When Living Colour exploded into the scene with “Cult of Personality,” it was a mind-blowing revelation. I loved Metallica, Guns ‘N’ Roses, Tears for Fears and stuff like that as much as I loved Kid ‘N’ Play, Heavy D, Michael Jackson, Motown and everything else. As a boy, I knew I couldn’t be Metallica, Tears for Fears or any other white act — for obvious reasons. But with Living Colour’s original lineup, which featured brothers, who grew up and lived in the area, induing a guy from my dad’s old neighborhood — Hollis! — I could see myself in them. I could be those brothers, playing like that, if I wanted to. Much like Run DMC and LL Cool J, the members of Living Colour were gods in my eyes.

In my book, Living Colour has long been criminally underrated. Corey Glover has one of the greatest voices in rock. Vernon Reid is a fucking beast. And no sounded like them. They should have been like Soundgarden. But such is life.

True story, I briefly met Vernon Reid and Corey Glover after a show at Brooklyn Bowl. They were kind, generous and hilarious. But I never got to thank them for what they meant for me. So thank you, brothers. Thank you.

Throwback: Black History Month: Prince

Today is the first day of Black History Month. And throughout this month I’ll feature Black artists across a wide and eclectic array of genres and styles that I think can guide you towards understanding the Black experience. Throughout the month I hope that you’ll appreciate these facts:

Black culture is American culture — and Black music is American music.
America’s greatest and beloved contributions to the world are Black music styles — the blues, jazz, rock ‘n’ roll and hip-hop.
Black art matters.
Black lives matter — all of them, all of the time.

Prince. I mean what the fuck can I say about Prince? I don’t think the guy was capable of writing a bad song, ever. So enjoy some of my personal favorites from the Purple One.

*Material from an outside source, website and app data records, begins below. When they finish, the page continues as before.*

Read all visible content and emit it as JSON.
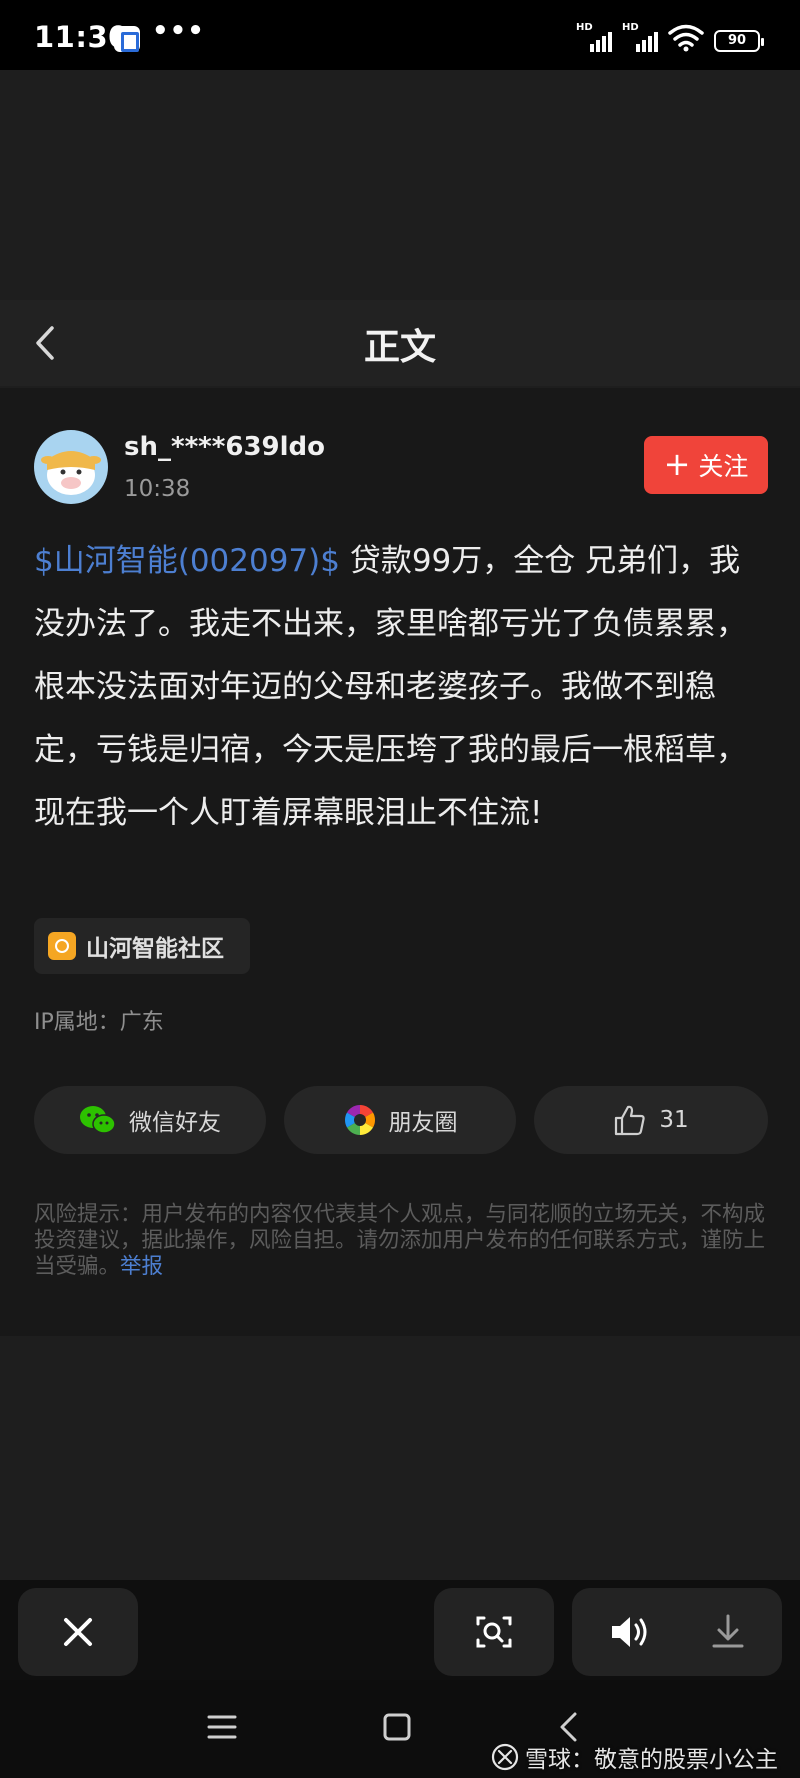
{
  "status_bar": {
    "time": "11:30",
    "dots": "•••",
    "network_label": "HD",
    "battery": "90"
  },
  "header": {
    "title": "正文"
  },
  "post": {
    "author": "sh_****639ldo",
    "time": "10:38",
    "follow_label": "关注",
    "follow_plus": "+",
    "stock_tag": "$山河智能(002097)$",
    "content": " 贷款99万，全仓 兄弟们，我没办法了。我走不出来，家里啥都亏光了负债累累，根本没法面对年迈的父母和老婆孩子。我做不到稳定，亏钱是归宿，今天是压垮了我的最后一根稻草，现在我一个人盯着屏幕眼泪止不住流!",
    "community": "山河智能社区",
    "ip_location": "IP属地：广东"
  },
  "actions": {
    "wechat_label": "微信好友",
    "moments_label": "朋友圈",
    "like_count": "31"
  },
  "risk": {
    "text": "风险提示：用户发布的内容仅代表其个人观点，与同花顺的立场无关，不构成投资建议，据此操作，风险自担。请勿添加用户发布的任何联系方式，谨防上当受骗。",
    "report_label": "举报"
  },
  "watermark": {
    "text": "雪球：敬意的股票小公主"
  },
  "colors": {
    "accent_blue": "#4d7fd1",
    "follow_red": "#f0443a",
    "wechat_green": "#2dc100",
    "community_orange": "#f5a623"
  }
}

Throwback: Black History Month: Sister Rosetta Tharpe

Today is the first day of Black History Month. And throughout this month I’ll feature Black artists across a wide and eclectic array of genres and styles that I think can guide you towards understanding the Black experience. Throughout the month I hope that you’ll appreciate these facts:

Black culture is American culture — and Black music is American music.
America’s greatest and beloved contributions to the world are Black music styles — the blues, jazz, rock ‘n’ roll and hip-hop.
Black art matters.
Black lives matter — all of them, all of the time.

The first person that came to mind was the amazing Sister Rosetta Tharpe. Tharpe was the first major gospel star, who wound up presaging the rise of the electric blues. She saw crossover success with blues, R&B and rock audiences throughout her life and that shouldn’t be surprising, She’s also been considered the godmother of rock ‘n’ roll — with her work influencing the likes of Little Richard, Johnny Cash, Chuck Berry, Elvis Presley, Jerry Lee Lewis and others. She’s that important and yet, she doesn’t always get her fair share of credit. Check out some oof the live footage I’ve come across. You’ll be convinced.